Meet James Leininger

Salon is running a piece on the Republican Party of Texas,

the crucible in which Karl Rove helped craft the presidency of George W. Bush. It is the home of U.S. House Majority Leader Tom DeLay, R-Sugar Land. The party has seized control of every statewide office in Texas, won majorities in both chambers in the Statehouse for the first time in more than a century, and along with ideological soul mates, captured the U.S. Congress.

The authors note that school vouchers are a major priority for the Texas GOP:

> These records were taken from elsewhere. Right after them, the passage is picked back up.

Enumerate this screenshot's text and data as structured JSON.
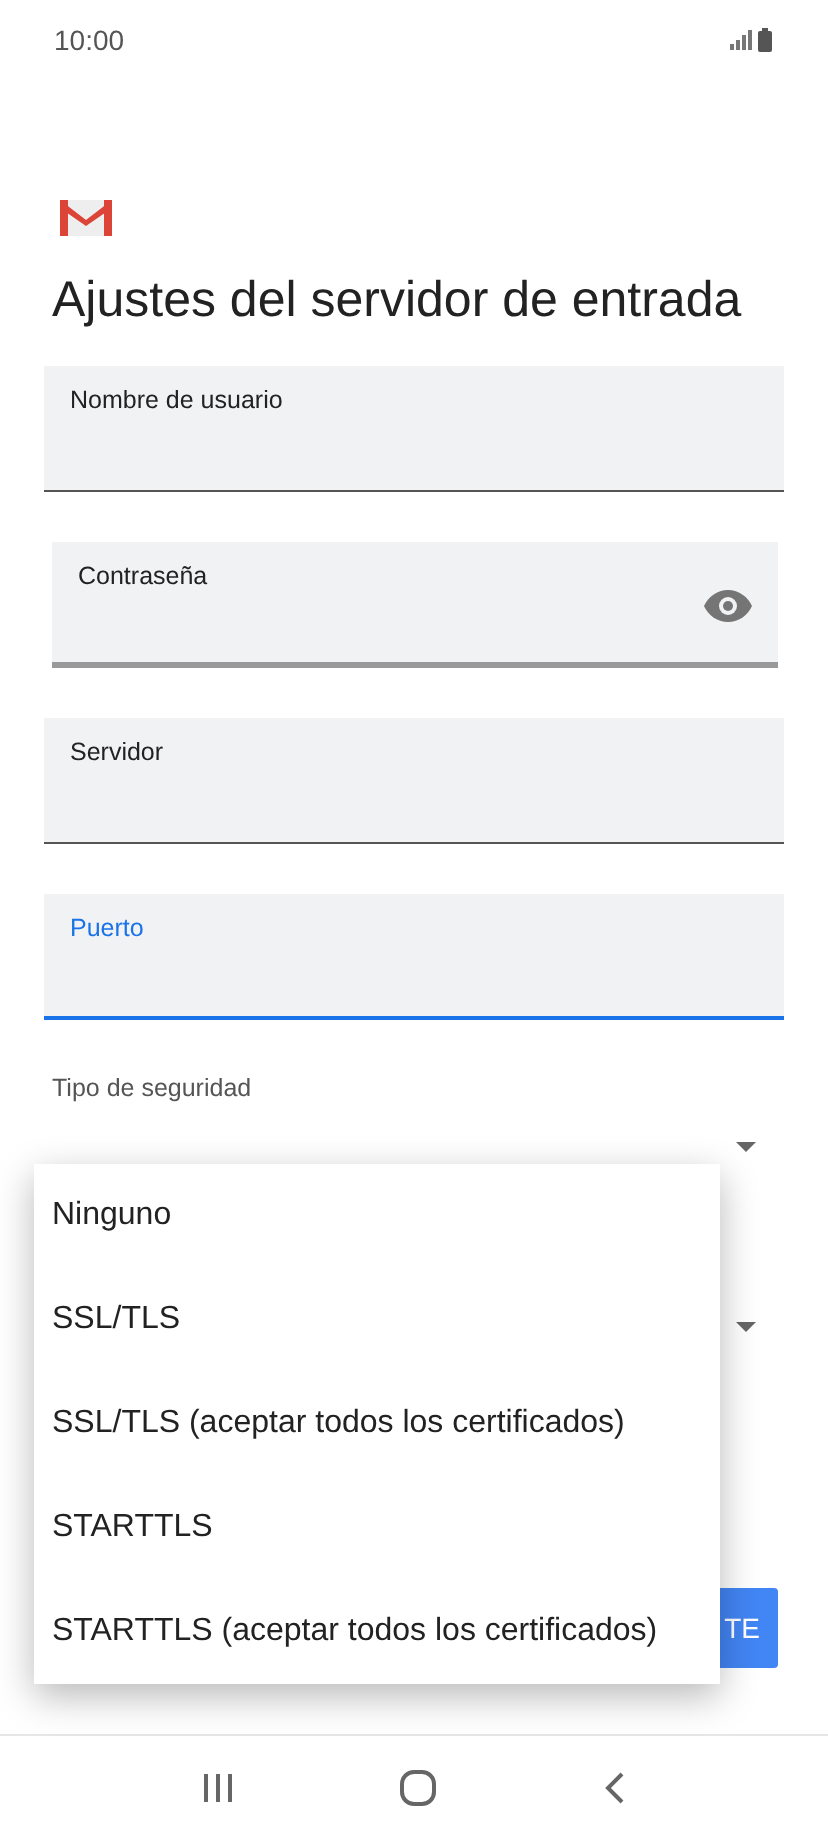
{
  "status_bar": {
    "time": "10:00"
  },
  "title": "Ajustes del servidor de entrada",
  "fields": [
    {
      "label": "Nombre de usuario",
      "kind": "text",
      "focused": false
    },
    {
      "label": "Contraseña",
      "kind": "password",
      "focused": false
    },
    {
      "label": "Servidor",
      "kind": "text",
      "focused": false
    },
    {
      "label": "Puerto",
      "kind": "text",
      "focused": true
    }
  ],
  "security": {
    "label": "Tipo de seguridad"
  },
  "menu": [
    {
      "label": "Ninguno",
      "selected": false
    },
    {
      "label": "SSL/TLS",
      "selected": false
    },
    {
      "label": "SSL/TLS (aceptar todos los certificados)",
      "selected": false
    },
    {
      "label": "STARTTLS",
      "selected": false
    },
    {
      "label": "STARTTLS (aceptar todos los certificados)",
      "selected": false
    }
  ],
  "next_button": "TE"
}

In particular, during the 2002 election cycle, a San Antonio hospital bed magnate named James Leininger invested $624,774 mostly in GOP candidates, according to campaign watchdog Texans for Public Justice, apparently with the goal of establishing a voucher program in Texas. From 2000 to 2004, Leininger’s entire family gave $2,497,250 to state candidates, which does not include the contributions of numerous companies in which he owns sizable interests. This past February, Leininger and his wife joined Texas Gov. Rick Perry and his wife along with anti-tax guru and Washington lobbyist Grover Norquist, among others, on a private cruise in the Bahamas to “talk about school finance.”

Salon tells us nothing more about the elusive Leininger. However, a journalist by the name of Debbie Nathan has been tracking him for some time. According to Nathan, writing in the Austin Chronicle:

Few know that his anti-abortion and Christian-school-board campaign giving is only the tip of an iceberg of one-man benevolence — much of it sunk into right-wing projects that have changed the political landscape in Texas, and to some extent, the nation…Hardly anyone is aware of the role he has played in making the Texas Supreme Court one of the most anti-consumer, pro-business judicial bodies in the nation; or about his instrumental and sometimes smear-tactic efforts to pack the State Board of Education with Christian conservatives; or how he has been associated with a group implicated in federal campaign finance scandals; or of his support for attempts to gut the Endangered Species Act; or the way he funds anti-choice groups.

Raised in “fundamentalist Lutheranism”, Leininger went through an agnostic period but returned to religion after his failing business turned around following prayer. Nathan’s lengthy article includes the information that Leininger is now a member of the Presbyterian Church in America (PCA), which (says Nathan) split from other Presbyterians over civil rights and feminism. His actual place of worship is Faith Presbyterian Church, where

the pastor, Tim Hoke, is as modest as his church. He doesn’t yell, and his sermonizing touches as much on complex questions of grace as on the simpler horrors of Satan.

Faith Presbyterian also does not appear to share the same obsessions as another PCA church I came across a while back, Harvestwood Covenant (discussed in World O’Crap).

In the Texas Observer, Nathan notes Leininger’s links to Christian Reconstructionism. She also discusses how he helped to ensure people he approved of have been voted onto school boards:

Focus Direct, a Leininger company in San Antonio that does slick, direct mail work for companies and politicians, produced and mass-mailed a leaflet featuring a photo of a black man and a white man kissing and accusing [Donna] Ballard’s opponent Mary Knott Perkins of wanting to teach Texas children about oral and anal sex. Perkins, a grandmother many times over who is by no means a political radical, lost the election to Ballard. The other two Christian conservatives also won. The victories gave the elected state school board its first-ever Republican majority.

More articles about Leininger have been gathered at this rather unexpected (it’s run by a Welsh witch or witches) website.

Salon also could have noted the existence of sometime GOP VC David Barton, a noted Christian Reconstructionist. Another Texas Observer journalist has looked at Barton’s role within the production of Texan educational products, and even alleges links with Christian Identity.